• **Supplied material**:

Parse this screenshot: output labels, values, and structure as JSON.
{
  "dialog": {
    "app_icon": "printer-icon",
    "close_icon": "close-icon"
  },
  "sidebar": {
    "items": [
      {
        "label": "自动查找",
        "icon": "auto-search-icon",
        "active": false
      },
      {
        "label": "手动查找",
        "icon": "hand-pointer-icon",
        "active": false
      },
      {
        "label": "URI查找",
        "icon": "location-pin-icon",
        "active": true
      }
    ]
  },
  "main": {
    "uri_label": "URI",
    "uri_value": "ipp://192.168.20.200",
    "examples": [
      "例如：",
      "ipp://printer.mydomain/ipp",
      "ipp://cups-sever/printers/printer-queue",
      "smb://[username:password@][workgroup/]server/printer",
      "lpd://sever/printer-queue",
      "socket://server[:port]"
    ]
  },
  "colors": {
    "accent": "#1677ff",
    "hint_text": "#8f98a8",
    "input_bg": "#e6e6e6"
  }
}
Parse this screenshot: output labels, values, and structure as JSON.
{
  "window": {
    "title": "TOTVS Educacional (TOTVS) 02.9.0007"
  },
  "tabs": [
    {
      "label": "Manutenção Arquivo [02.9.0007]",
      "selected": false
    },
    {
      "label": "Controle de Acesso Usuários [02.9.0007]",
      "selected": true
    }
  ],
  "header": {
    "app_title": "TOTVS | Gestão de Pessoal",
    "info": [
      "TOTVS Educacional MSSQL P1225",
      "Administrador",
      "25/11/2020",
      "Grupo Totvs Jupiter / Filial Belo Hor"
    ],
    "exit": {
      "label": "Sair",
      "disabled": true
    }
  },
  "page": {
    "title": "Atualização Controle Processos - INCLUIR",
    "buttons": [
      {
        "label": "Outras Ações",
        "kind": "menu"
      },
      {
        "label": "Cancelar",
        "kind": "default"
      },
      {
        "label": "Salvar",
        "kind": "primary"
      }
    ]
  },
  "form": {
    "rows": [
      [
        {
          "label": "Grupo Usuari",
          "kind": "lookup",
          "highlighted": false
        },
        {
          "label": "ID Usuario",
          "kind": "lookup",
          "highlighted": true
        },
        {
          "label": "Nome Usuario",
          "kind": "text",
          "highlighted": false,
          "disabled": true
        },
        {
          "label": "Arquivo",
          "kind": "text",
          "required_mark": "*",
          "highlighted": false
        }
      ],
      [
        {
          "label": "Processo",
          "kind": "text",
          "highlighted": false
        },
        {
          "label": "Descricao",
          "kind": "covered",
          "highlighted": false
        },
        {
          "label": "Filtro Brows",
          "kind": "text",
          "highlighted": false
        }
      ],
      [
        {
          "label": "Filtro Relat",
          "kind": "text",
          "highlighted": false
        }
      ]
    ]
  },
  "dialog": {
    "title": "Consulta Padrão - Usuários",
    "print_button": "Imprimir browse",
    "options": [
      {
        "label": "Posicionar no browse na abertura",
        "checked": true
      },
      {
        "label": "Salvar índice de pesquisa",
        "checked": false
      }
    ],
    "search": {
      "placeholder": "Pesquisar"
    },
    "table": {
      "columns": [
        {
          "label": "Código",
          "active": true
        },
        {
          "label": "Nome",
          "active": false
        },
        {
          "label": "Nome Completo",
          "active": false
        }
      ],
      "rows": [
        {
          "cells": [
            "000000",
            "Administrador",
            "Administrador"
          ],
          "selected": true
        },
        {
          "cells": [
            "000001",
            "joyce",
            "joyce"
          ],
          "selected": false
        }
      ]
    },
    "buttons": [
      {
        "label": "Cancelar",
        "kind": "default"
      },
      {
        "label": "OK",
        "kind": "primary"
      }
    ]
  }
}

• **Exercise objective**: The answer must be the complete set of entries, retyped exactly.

• **Response below**:
Parse this screenshot: output labels, values, and structure as JSON.
{
  "dialog": {
    "app_icon": "printer-icon",
    "close_icon": "close-icon"
  },
  "sidebar": {
    "items": [
      {
        "label": "自动查找",
        "icon": "auto-search-icon",
        "active": false
      },
      {
        "label": "手动查找",
        "icon": "hand-pointer-icon",
        "active": false
      },
      {
        "label": "URI查找",
        "icon": "location-pin-icon",
        "active": true
      }
    ]
  },
  "main": {
    "uri_label": "URI",
    "uri_value": "ipp://192.168.20.200",
    "examples": [
      "例如：",
      "ipp://printer.mydomain/ipp",
      "ipp://cups-sever/printers/printer-queue",
      "smb://[username:password@][workgroup/]server/printer",
      "lpd://sever/printer-queue",
      "socket://server[:port]"
    ]
  },
  "colors": {
    "accent": "#1677ff",
    "hint_text": "#8f98a8",
    "input_bg": "#e6e6e6"
  }
}
Parse this screenshot: output labels, values, and structure as JSON.
{
  "window": {
    "title": "TOTVS Educacional (TOTVS) 02.9.0007"
  },
  "tabs": [
    {
      "label": "Manutenção Arquivo [02.9.0007]",
      "selected": false
    },
    {
      "label": "Controle de Acesso Usuários [02.9.0007]",
      "selected": true
    }
  ],
  "header": {
    "app_title": "TOTVS | Gestão de Pessoal",
    "info": [
      "TOTVS Educacional MSSQL P1225",
      "Administrador",
      "25/11/2020",
      "Grupo Totvs Jupiter / Filial Belo Hor"
    ],
    "exit": {
      "label": "Sair",
      "disabled": true
    }
  },
  "page": {
    "title": "Atualização Controle Processos - INCLUIR",
    "buttons": [
      {
        "label": "Outras Ações",
        "kind": "menu"
      },
      {
        "label": "Cancelar",
        "kind": "default"
      },
      {
        "label": "Salvar",
        "kind": "primary"
      }
    ]
  },
  "form": {
    "rows": [
      [
        {
          "label": "Grupo Usuari",
          "kind": "lookup",
          "highlighted": false
        },
        {
          "label": "ID Usuario",
          "kind": "lookup",
          "highlighted": true
        },
        {
          "label": "Nome Usuario",
          "kind": "text",
          "highlighted": false,
          "disabled": true
        },
        {
          "label": "Arquivo",
          "kind": "text",
          "required_mark": "*",
          "highlighted": false
        }
      ],
      [
        {
          "label": "Processo",
          "kind": "text",
          "highlighted": false
        },
        {
          "label": "Descricao",
          "kind": "covered",
          "highlighted": false
        },
        {
          "label": "Filtro Brows",
          "kind": "text",
          "highlighted": false
        }
      ],
      [
        {
          "label": "Filtro Relat",
          "kind": "text",
          "highlighted": false
        }
      ]
    ]
  },
  "dialog": {
    "title": "Consulta Padrão - Usuários",
    "print_button": "Imprimir browse",
    "options": [
      {
        "label": "Posicionar no browse na abertura",
        "checked": true
      },
      {
        "label": "Salvar índice de pesquisa",
        "checked": false
      }
    ],
    "search": {
      "placeholder": "Pesquisar"
    },
    "table": {
      "columns": [
        {
          "label": "Código",
          "active": true
        },
        {
          "label": "Nome",
          "active": false
        },
        {
          "label": "Nome Completo",
          "active": false
        }
      ],
      "rows": [
        {
          "cells": [
            "000000",
            "Administrador",
            "Administrador"
          ],
          "selected": true
        },
        {
          "cells": [
            "000001",
            "joyce",
            "joyce"
          ],
          "selected": false
        }
      ]
    },
    "buttons": [
      {
        "label": "Cancelar",
        "kind": "default"
      },
      {
        "label": "OK",
        "kind": "primary"
      }
    ]
  }
}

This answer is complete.